Norling: We had high hopes for Norling, it having been given the stamp of approval from our Little Tibet friends. Unfortunately they had run out of the vegetarian version but the meat was big and stuffed fat with well spiced meat. They offered a sesame oil drizzle which was delicious and also had a wicked hot sauce. This was one of my favourite meat options – maybe a coin toss for the winner with Loga’s.
Himalayan Kitchen: Both mild and spicy sauces were on the offer. The meat option had big chunks of onion (favoured by the Ex, not so much by me) and the vegetarian had a more traditionally Chinese taste than the others we had sampled.
Tsampa Cafe: The had also run out of veggie options by the time we arrived – problematic as it seemed like many people on the tour were vegetarians and several were getting irked about the dearth of product. The beef option had a distinct and slightly overwhelming cumin flavour.
Tibet Kitchen: Again, beef only option to be had with a sesame oil drizzle. This one was right up the middle. Not bad, but not extraordinary
Shangrila Restaurant: This was the Westernmost and last restaurant on the tour and also to my mind the lowest in rank. The vegetarian dumping was mushy and cabbage heavy while the beef tasted slight gamey and undercooked. Neither option had been effectively drained so they spurted juice when bitten.

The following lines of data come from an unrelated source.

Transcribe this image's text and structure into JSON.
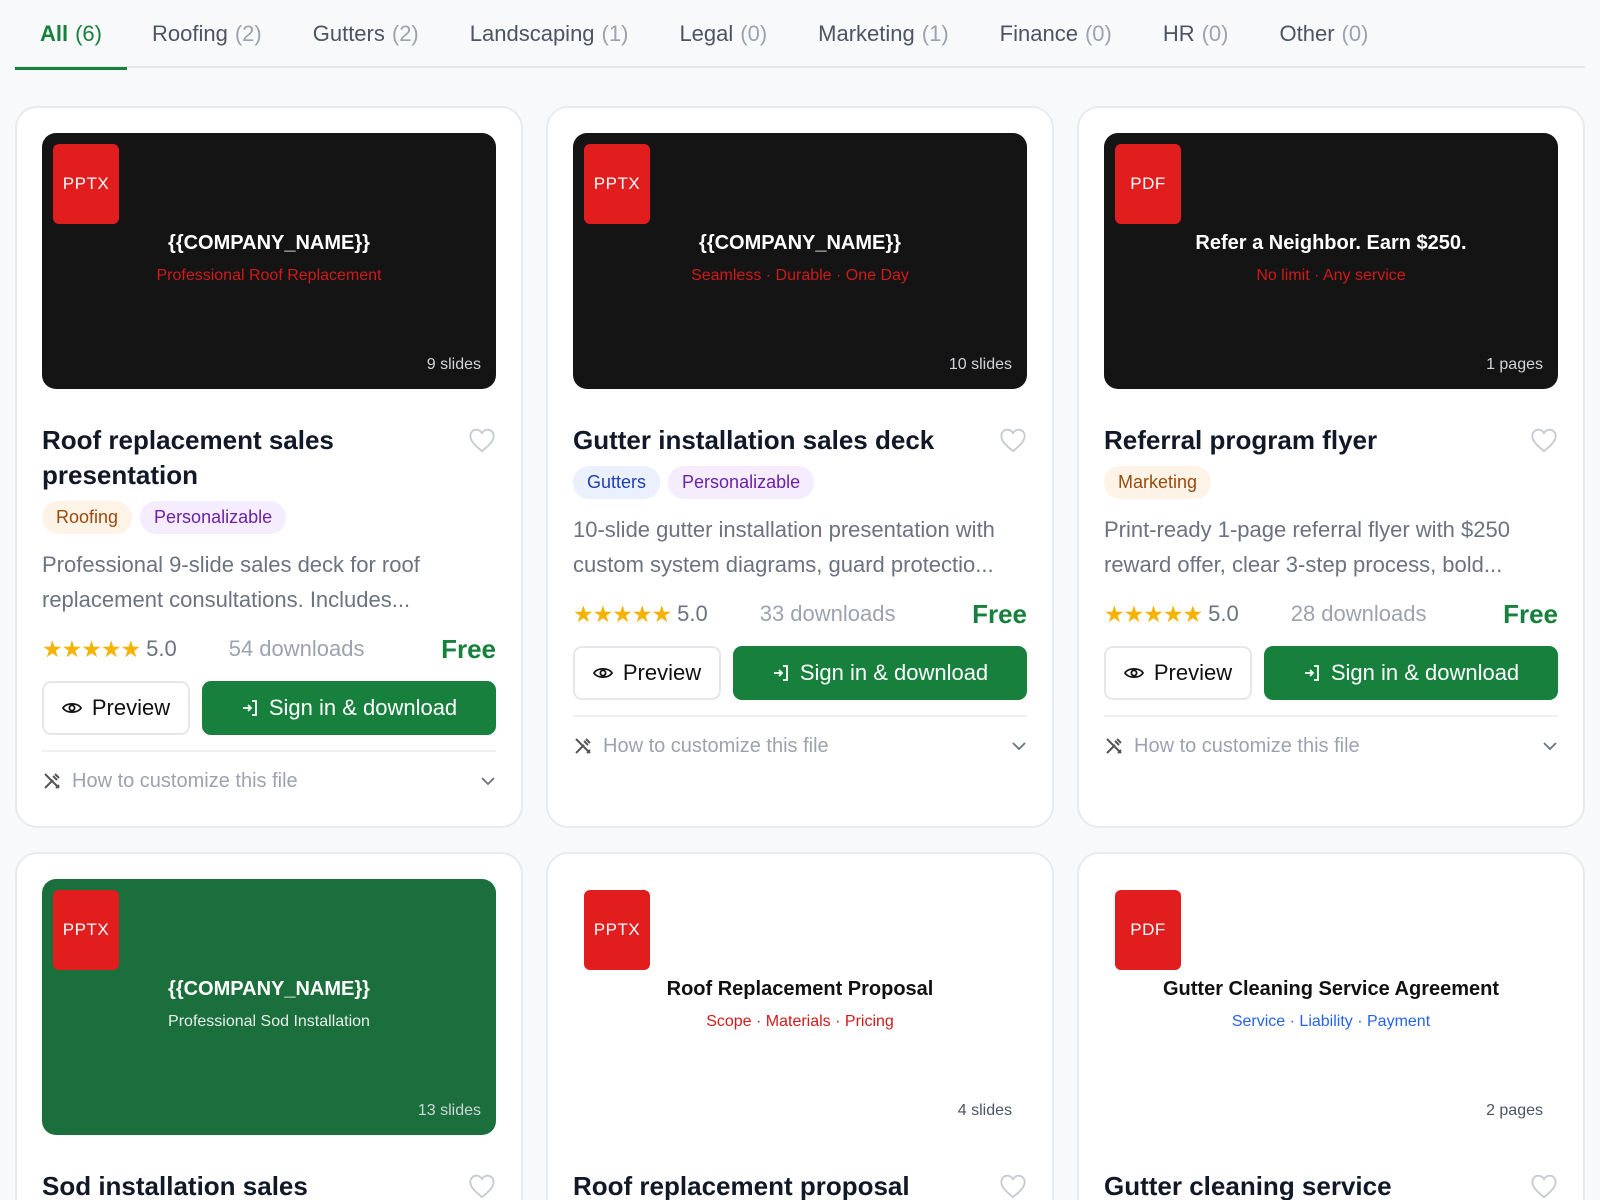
{
  "tabs": [
    {
      "label": "All",
      "count": "(6)",
      "active": true
    },
    {
      "label": "Roofing",
      "count": "(2)"
    },
    {
      "label": "Gutters",
      "count": "(2)"
    },
    {
      "label": "Landscaping",
      "count": "(1)"
    },
    {
      "label": "Legal",
      "count": "(0)"
    },
    {
      "label": "Marketing",
      "count": "(1)"
    },
    {
      "label": "Finance",
      "count": "(0)"
    },
    {
      "label": "HR",
      "count": "(0)"
    },
    {
      "label": "Other",
      "count": "(0)"
    }
  ],
  "buttons": {
    "preview": "Preview",
    "sign": "Sign in & download",
    "customize": "How to customize this file"
  },
  "stars_glyph": "★★★★★",
  "colors": {
    "accent": "#16803c",
    "file_badge": "#e11d1d",
    "star": "#f5b301"
  },
  "cards": [
    {
      "file_type": "PPTX",
      "thumb_title": "{{COMPANY_NAME}}",
      "thumb_subtitle": "Professional Roof Replacement",
      "thumb_count": "9 slides",
      "title": "Roof replacement sales presentation",
      "tags": [
        "Roofing",
        "Personalizable"
      ],
      "description": "Professional 9-slide sales deck for roof replacement consultations. Includes...",
      "rating": "5.0",
      "downloads": "54 downloads",
      "price": "Free"
    },
    {
      "file_type": "PPTX",
      "thumb_title": "{{COMPANY_NAME}}",
      "thumb_subtitle": "Seamless · Durable · One Day",
      "thumb_count": "10 slides",
      "title": "Gutter installation sales deck",
      "tags": [
        "Gutters",
        "Personalizable"
      ],
      "description": "10-slide gutter installation presentation with custom system diagrams, guard protectio...",
      "rating": "5.0",
      "downloads": "33 downloads",
      "price": "Free"
    },
    {
      "file_type": "PDF",
      "thumb_title": "Refer a Neighbor. Earn $250.",
      "thumb_subtitle": "No limit · Any service",
      "thumb_count": "1 pages",
      "title": "Referral program flyer",
      "tags": [
        "Marketing"
      ],
      "description": "Print-ready 1-page referral flyer with $250 reward offer, clear 3-step process, bold...",
      "rating": "5.0",
      "downloads": "28 downloads",
      "price": "Free"
    },
    {
      "file_type": "PPTX",
      "thumb_title": "{{COMPANY_NAME}}",
      "thumb_subtitle": "Professional Sod Installation",
      "thumb_count": "13 slides",
      "title": "Sod installation sales"
    },
    {
      "file_type": "PPTX",
      "thumb_title": "Roof Replacement Proposal",
      "thumb_subtitle": "Scope · Materials · Pricing",
      "thumb_count": "4 slides",
      "title": "Roof replacement proposal"
    },
    {
      "file_type": "PDF",
      "thumb_title": "Gutter Cleaning Service Agreement",
      "thumb_subtitle": "Service · Liability · Payment",
      "thumb_count": "2 pages",
      "title": "Gutter cleaning service"
    }
  ]
}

We had 10 stamps apiece so we looped back for a vegetarian momo from Om and a meat dumpling from Loga’s to fill out the passport requirements (plus we are gluttons). I think in the future I will get take out from Loga’s and try both Norling and Om for a sit down meal. Despite its shaky start I hope the crawl was a roaring success for the students who organized it. It was a good cause, I got newly indoctrinated in Tibetan love and I even got a shawl to show for it.
*All the Tibetans I have met have loved to laugh. Check this video of the Dalai Lama and his fantastic giggle https://www.youtube.com/watch?v=5fYTsM1KSxk